We move to Los Angeles as my book is coming out and I’m getting job offers, too. I decline the one in the Midwest and then I decline another one in the Midwest and suddenly it’s been six years and I have a perch in Los Angeles that could be worse, at a big university on the west side of the city I call home. Parker gets married to Alina and at the wedding I walk to the microphone and I cry. They have a kid. My own kid turns 10. No novel yet.
When he emails me with the offer to come to the writing conference, in Portugal, I almost say no. It’s not because I don’t want to go. It’s because I’m scared of asking and then having to answer what feels like a serious question: Do I deserve to go?
When you are young and you are all possibility, it’s easy to run through the streets of St. Petersburg, Russia and maybe you see a dead body. You take the time to read (let alone write) an essay like this because you are a writer or probably because you are nearing the folder of achievements you need to start calling yourself one. What I have to tell you is that there’s a guy out there who has been there for me every step of the way. He’s almost too good to be true. So kind, so generous, so dedicated. I fly to Portugal.
In the palace, the poets and prose writers and spouses and children all drink from glass goblets and nibble on figs and prosciutto and melting cheeses and pastried pots of custard and the fountain on the grounds bubbles and in the center of it is a man who has changed my life, who has changed so many lives. It is because of him that I introduced Vollmann to a crowd in a Russian theater and went on a boat with Gaitskill, who hit her head, and drank too much wine while Nick Flynn watched and sped-walked through Tampa with Miranda July, who was very kind, and fell into a potted plant while talking to Karen Russell and had that night, long ago, when Coover stabbed a turkey leg with a pen knife and told me, yes, this is the kind of life we can seek out and indeed it can be the life we are living.
Before Parker there was Mikhail Iossel, who actually founded the program in Russia and before Iossel there was someone I haven’t yet met or maybe I did but I suspect when this is published Misha might write me to clarify. All you have to do is ask.
“I want you to meet someone,” Parker says to me in the palace garden in Portugal and I start talking to Maria, with whom I will go to the Fado club, and the one after that, and who will email me weeks later with photos of her hanging in Tbilisi with the guy who gave me a place to sleep in New Orleans. In what feels like the center of the world of arts and excellence, the only place I want to be, snared ever-so-slightly again in Parker’s web, I think of several things: Over five days in Portugal, I get to see what doesn’t surprise me at all—that my guy remains a careful, dedicated, poised conference leader. The he excels as a husband, cares deeply about being a dad, that so many of us want to consider him a friend.

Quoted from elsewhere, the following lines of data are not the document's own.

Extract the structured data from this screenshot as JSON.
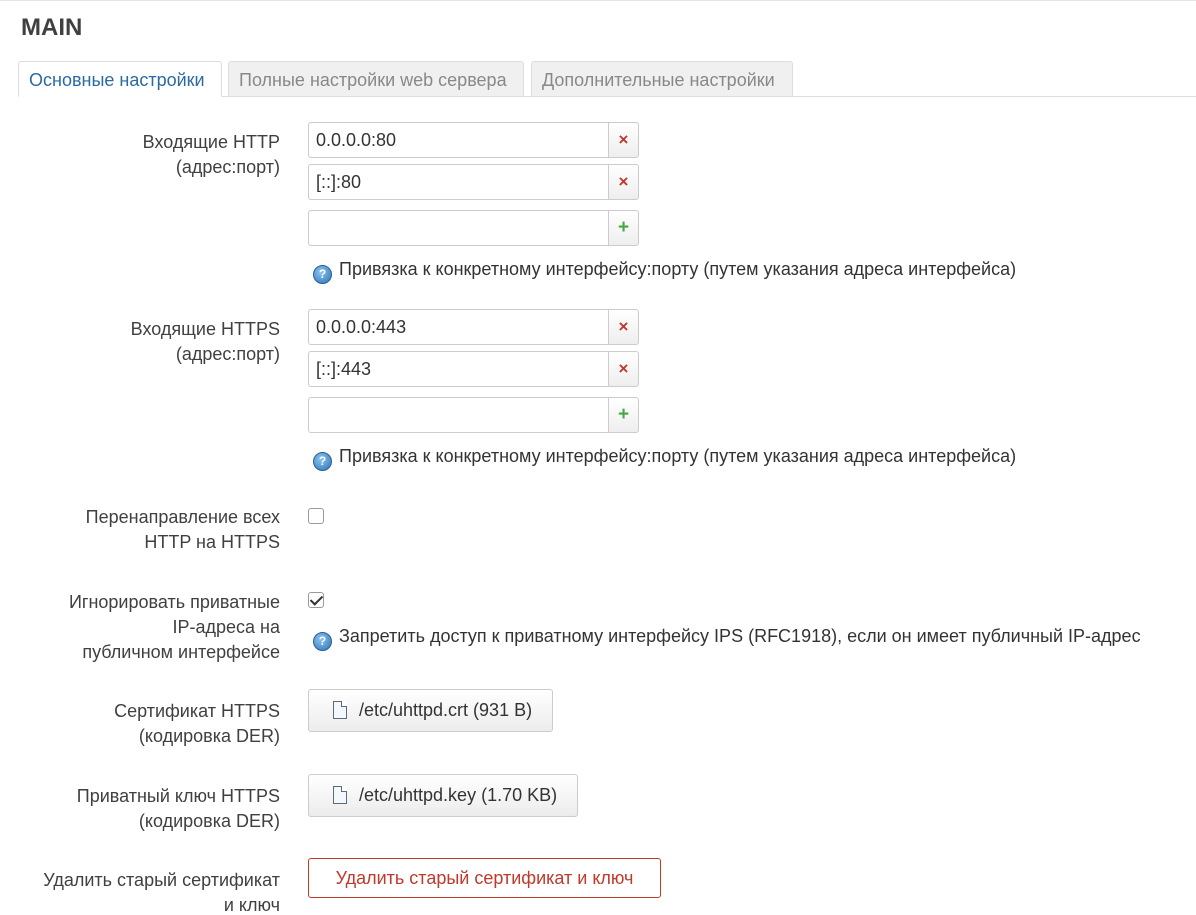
{
  "section": {
    "title": "MAIN"
  },
  "tabs": [
    {
      "label": "Основные настройки",
      "active": true
    },
    {
      "label": "Полные настройки web сервера",
      "active": false
    },
    {
      "label": "Дополнительные настройки",
      "active": false
    }
  ],
  "http": {
    "label_line1": "Входящие HTTP",
    "label_line2": "(адрес:порт)",
    "values": [
      "0.0.0.0:80",
      "[::]:80",
      ""
    ],
    "help": "Привязка к конкретному интерфейсу:порту (путем указания адреса интерфейса)"
  },
  "https": {
    "label_line1": "Входящие HTTPS",
    "label_line2": "(адрес:порт)",
    "values": [
      "0.0.0.0:443",
      "[::]:443",
      ""
    ],
    "help": "Привязка к конкретному интерфейсу:порту (путем указания адреса интерфейса)"
  },
  "redirect": {
    "label_line1": "Перенаправление всех",
    "label_line2": "HTTP на HTTPS",
    "checked": false
  },
  "ignore_private": {
    "label_line1": "Игнорировать приватные",
    "label_line2": "IP-адреса на",
    "label_line3": "публичном интерфейсе",
    "checked": true,
    "help": "Запретить доступ к приватному интерфейсу IPS (RFC1918), если он имеет публичный IP-адрес"
  },
  "cert": {
    "label_line1": "Сертификат HTTPS",
    "label_line2": "(кодировка DER)",
    "file": "/etc/uhttpd.crt (931 B)"
  },
  "key": {
    "label_line1": "Приватный ключ HTTPS",
    "label_line2": "(кодировка DER)",
    "file": "/etc/uhttpd.key (1.70 KB)"
  },
  "remove_cert": {
    "label_line1": "Удалить старый сертификат",
    "label_line2": "и ключ",
    "button": "Удалить старый сертификат и ключ"
  },
  "icons": {
    "remove": "×",
    "add": "+",
    "help": "?"
  },
  "colors": {
    "active_tab": "#2a6aa0",
    "remove": "#c0392b",
    "add": "#45a845",
    "danger": "#c0392b"
  }
}
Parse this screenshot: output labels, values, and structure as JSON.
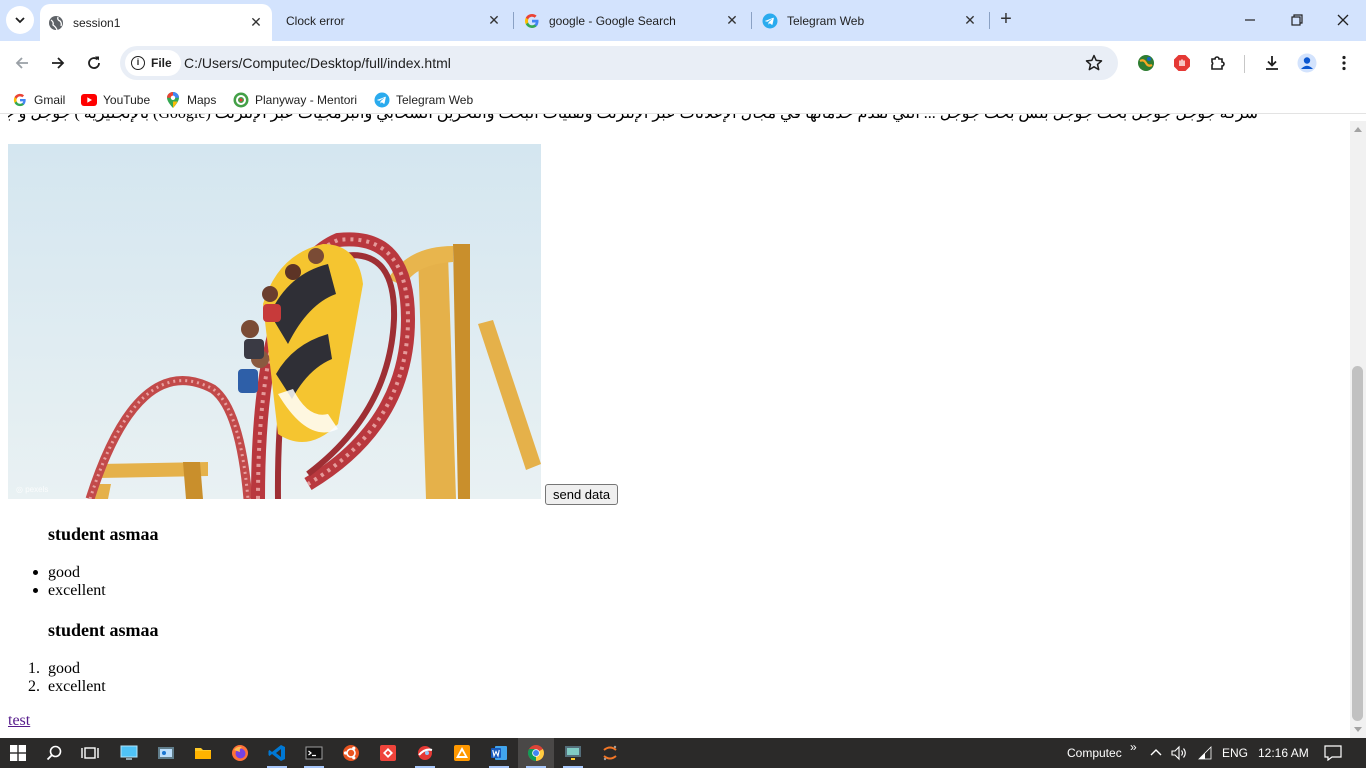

Enough people insist on doing this private, awful thing. Writing. It’s so hard and so lonely. And yet there are opportunities to come together. To measure what you’re hoping for against what is actually possible. Private accounting can only do so much. It’s not just about meeting those who come before us. Something more subtle and lasting can happen, I think, when you open yourself up, when you have someone to look up to, when you come together. If you have a chance, get yourself near Parker, or someone like him. In my mind, he’s the nicest guy in literature. Instead of writing this, I probably should have just called him.